### SUPPLIED MATERIAL
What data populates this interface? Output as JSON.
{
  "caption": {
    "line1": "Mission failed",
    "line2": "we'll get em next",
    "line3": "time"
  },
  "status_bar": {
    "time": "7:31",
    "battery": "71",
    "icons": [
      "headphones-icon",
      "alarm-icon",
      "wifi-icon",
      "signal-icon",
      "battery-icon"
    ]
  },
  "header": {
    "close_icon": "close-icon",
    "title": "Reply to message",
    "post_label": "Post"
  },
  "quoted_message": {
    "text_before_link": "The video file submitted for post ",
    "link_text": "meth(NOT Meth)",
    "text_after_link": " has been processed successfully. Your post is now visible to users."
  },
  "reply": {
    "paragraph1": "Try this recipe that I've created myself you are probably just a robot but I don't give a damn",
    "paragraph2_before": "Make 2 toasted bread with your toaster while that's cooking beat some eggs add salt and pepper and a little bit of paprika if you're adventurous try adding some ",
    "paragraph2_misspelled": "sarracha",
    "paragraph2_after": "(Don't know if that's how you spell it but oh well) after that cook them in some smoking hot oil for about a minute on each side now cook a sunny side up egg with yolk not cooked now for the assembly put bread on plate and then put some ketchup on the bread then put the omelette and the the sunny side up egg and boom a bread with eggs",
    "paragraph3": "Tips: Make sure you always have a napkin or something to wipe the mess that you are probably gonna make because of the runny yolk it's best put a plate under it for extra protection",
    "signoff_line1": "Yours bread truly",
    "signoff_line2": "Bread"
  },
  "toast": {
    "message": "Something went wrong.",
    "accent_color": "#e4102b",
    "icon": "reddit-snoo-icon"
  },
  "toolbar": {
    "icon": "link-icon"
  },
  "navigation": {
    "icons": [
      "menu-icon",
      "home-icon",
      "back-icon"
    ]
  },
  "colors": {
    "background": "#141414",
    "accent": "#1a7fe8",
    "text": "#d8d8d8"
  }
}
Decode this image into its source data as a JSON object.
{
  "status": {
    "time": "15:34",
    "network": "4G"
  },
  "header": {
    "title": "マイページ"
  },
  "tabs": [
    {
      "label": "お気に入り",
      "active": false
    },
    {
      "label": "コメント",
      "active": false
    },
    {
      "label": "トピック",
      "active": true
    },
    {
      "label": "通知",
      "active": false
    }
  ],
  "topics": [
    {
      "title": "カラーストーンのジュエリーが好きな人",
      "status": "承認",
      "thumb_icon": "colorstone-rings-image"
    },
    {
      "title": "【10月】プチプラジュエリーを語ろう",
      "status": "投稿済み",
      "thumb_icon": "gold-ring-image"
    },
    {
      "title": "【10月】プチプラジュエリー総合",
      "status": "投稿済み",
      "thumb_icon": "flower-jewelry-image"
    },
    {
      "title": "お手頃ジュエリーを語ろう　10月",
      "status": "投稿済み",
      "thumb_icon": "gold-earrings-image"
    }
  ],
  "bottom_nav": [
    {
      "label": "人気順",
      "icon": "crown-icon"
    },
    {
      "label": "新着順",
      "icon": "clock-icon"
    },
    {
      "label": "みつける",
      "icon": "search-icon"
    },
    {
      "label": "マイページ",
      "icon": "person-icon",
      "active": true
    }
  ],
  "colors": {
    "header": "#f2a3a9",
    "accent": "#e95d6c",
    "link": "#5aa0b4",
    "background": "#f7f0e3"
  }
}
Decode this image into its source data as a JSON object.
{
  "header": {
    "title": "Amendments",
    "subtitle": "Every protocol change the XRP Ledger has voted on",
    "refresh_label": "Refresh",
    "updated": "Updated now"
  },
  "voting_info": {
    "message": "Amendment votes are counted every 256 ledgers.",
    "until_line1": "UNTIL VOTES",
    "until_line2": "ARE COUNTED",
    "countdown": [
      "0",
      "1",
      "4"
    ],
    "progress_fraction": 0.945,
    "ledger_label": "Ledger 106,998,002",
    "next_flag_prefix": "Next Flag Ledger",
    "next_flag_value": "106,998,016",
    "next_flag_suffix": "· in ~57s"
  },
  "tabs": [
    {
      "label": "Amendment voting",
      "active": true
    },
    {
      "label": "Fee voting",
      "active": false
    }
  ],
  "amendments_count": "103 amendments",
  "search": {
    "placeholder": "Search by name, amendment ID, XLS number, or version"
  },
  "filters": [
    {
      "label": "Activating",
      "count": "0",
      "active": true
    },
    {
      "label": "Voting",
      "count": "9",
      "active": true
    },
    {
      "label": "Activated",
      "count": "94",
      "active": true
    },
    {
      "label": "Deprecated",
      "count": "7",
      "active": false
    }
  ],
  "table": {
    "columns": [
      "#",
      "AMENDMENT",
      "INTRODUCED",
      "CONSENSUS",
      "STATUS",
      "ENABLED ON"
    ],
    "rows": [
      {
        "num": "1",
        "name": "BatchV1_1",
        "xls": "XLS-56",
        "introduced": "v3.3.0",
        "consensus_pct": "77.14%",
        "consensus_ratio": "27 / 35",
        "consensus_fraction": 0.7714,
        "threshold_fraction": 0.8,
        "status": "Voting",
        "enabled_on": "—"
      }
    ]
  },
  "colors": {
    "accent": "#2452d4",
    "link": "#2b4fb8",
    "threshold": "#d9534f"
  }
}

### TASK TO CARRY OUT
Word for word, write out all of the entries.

### RESPONSE TO THE TASK
What data populates this interface? Output as JSON.
{
  "caption": {
    "line1": "Mission failed",
    "line2": "we'll get em next",
    "line3": "time"
  },
  "status_bar": {
    "time": "7:31",
    "battery": "71",
    "icons": [
      "headphones-icon",
      "alarm-icon",
      "wifi-icon",
      "signal-icon",
      "battery-icon"
    ]
  },
  "header": {
    "close_icon": "close-icon",
    "title": "Reply to message",
    "post_label": "Post"
  },
  "quoted_message": {
    "text_before_link": "The video file submitted for post ",
    "link_text": "meth(NOT Meth)",
    "text_after_link": " has been processed successfully. Your post is now visible to users."
  },
  "reply": {
    "paragraph1": "Try this recipe that I've created myself you are probably just a robot but I don't give a damn",
    "paragraph2_before": "Make 2 toasted bread with your toaster while that's cooking beat some eggs add salt and pepper and a little bit of paprika if you're adventurous try adding some ",
    "paragraph2_misspelled": "sarracha",
    "paragraph2_after": "(Don't know if that's how you spell it but oh well) after that cook them in some smoking hot oil for about a minute on each side now cook a sunny side up egg with yolk not cooked now for the assembly put bread on plate and then put some ketchup on the bread then put the omelette and the the sunny side up egg and boom a bread with eggs",
    "paragraph3": "Tips: Make sure you always have a napkin or something to wipe the mess that you are probably gonna make because of the runny yolk it's best put a plate under it for extra protection",
    "signoff_line1": "Yours bread truly",
    "signoff_line2": "Bread"
  },
  "toast": {
    "message": "Something went wrong.",
    "accent_color": "#e4102b",
    "icon": "reddit-snoo-icon"
  },
  "toolbar": {
    "icon": "link-icon"
  },
  "navigation": {
    "icons": [
      "menu-icon",
      "home-icon",
      "back-icon"
    ]
  },
  "colors": {
    "background": "#141414",
    "accent": "#1a7fe8",
    "text": "#d8d8d8"
  }
}
Decode this image into its source data as a JSON object.
{
  "status": {
    "time": "15:34",
    "network": "4G"
  },
  "header": {
    "title": "マイページ"
  },
  "tabs": [
    {
      "label": "お気に入り",
      "active": false
    },
    {
      "label": "コメント",
      "active": false
    },
    {
      "label": "トピック",
      "active": true
    },
    {
      "label": "通知",
      "active": false
    }
  ],
  "topics": [
    {
      "title": "カラーストーンのジュエリーが好きな人",
      "status": "承認",
      "thumb_icon": "colorstone-rings-image"
    },
    {
      "title": "【10月】プチプラジュエリーを語ろう",
      "status": "投稿済み",
      "thumb_icon": "gold-ring-image"
    },
    {
      "title": "【10月】プチプラジュエリー総合",
      "status": "投稿済み",
      "thumb_icon": "flower-jewelry-image"
    },
    {
      "title": "お手頃ジュエリーを語ろう　10月",
      "status": "投稿済み",
      "thumb_icon": "gold-earrings-image"
    }
  ],
  "bottom_nav": [
    {
      "label": "人気順",
      "icon": "crown-icon"
    },
    {
      "label": "新着順",
      "icon": "clock-icon"
    },
    {
      "label": "みつける",
      "icon": "search-icon"
    },
    {
      "label": "マイページ",
      "icon": "person-icon",
      "active": true
    }
  ],
  "colors": {
    "header": "#f2a3a9",
    "accent": "#e95d6c",
    "link": "#5aa0b4",
    "background": "#f7f0e3"
  }
}
Decode this image into its source data as a JSON object.
{
  "header": {
    "title": "Amendments",
    "subtitle": "Every protocol change the XRP Ledger has voted on",
    "refresh_label": "Refresh",
    "updated": "Updated now"
  },
  "voting_info": {
    "message": "Amendment votes are counted every 256 ledgers.",
    "until_line1": "UNTIL VOTES",
    "until_line2": "ARE COUNTED",
    "countdown": [
      "0",
      "1",
      "4"
    ],
    "progress_fraction": 0.945,
    "ledger_label": "Ledger 106,998,002",
    "next_flag_prefix": "Next Flag Ledger",
    "next_flag_value": "106,998,016",
    "next_flag_suffix": "· in ~57s"
  },
  "tabs": [
    {
      "label": "Amendment voting",
      "active": true
    },
    {
      "label": "Fee voting",
      "active": false
    }
  ],
  "amendments_count": "103 amendments",
  "search": {
    "placeholder": "Search by name, amendment ID, XLS number, or version"
  },
  "filters": [
    {
      "label": "Activating",
      "count": "0",
      "active": true
    },
    {
      "label": "Voting",
      "count": "9",
      "active": true
    },
    {
      "label": "Activated",
      "count": "94",
      "active": true
    },
    {
      "label": "Deprecated",
      "count": "7",
      "active": false
    }
  ],
  "table": {
    "columns": [
      "#",
      "AMENDMENT",
      "INTRODUCED",
      "CONSENSUS",
      "STATUS",
      "ENABLED ON"
    ],
    "rows": [
      {
        "num": "1",
        "name": "BatchV1_1",
        "xls": "XLS-56",
        "introduced": "v3.3.0",
        "consensus_pct": "77.14%",
        "consensus_ratio": "27 / 35",
        "consensus_fraction": 0.7714,
        "threshold_fraction": 0.8,
        "status": "Voting",
        "enabled_on": "—"
      }
    ]
  },
  "colors": {
    "accent": "#2452d4",
    "link": "#2b4fb8",
    "threshold": "#d9534f"
  }
}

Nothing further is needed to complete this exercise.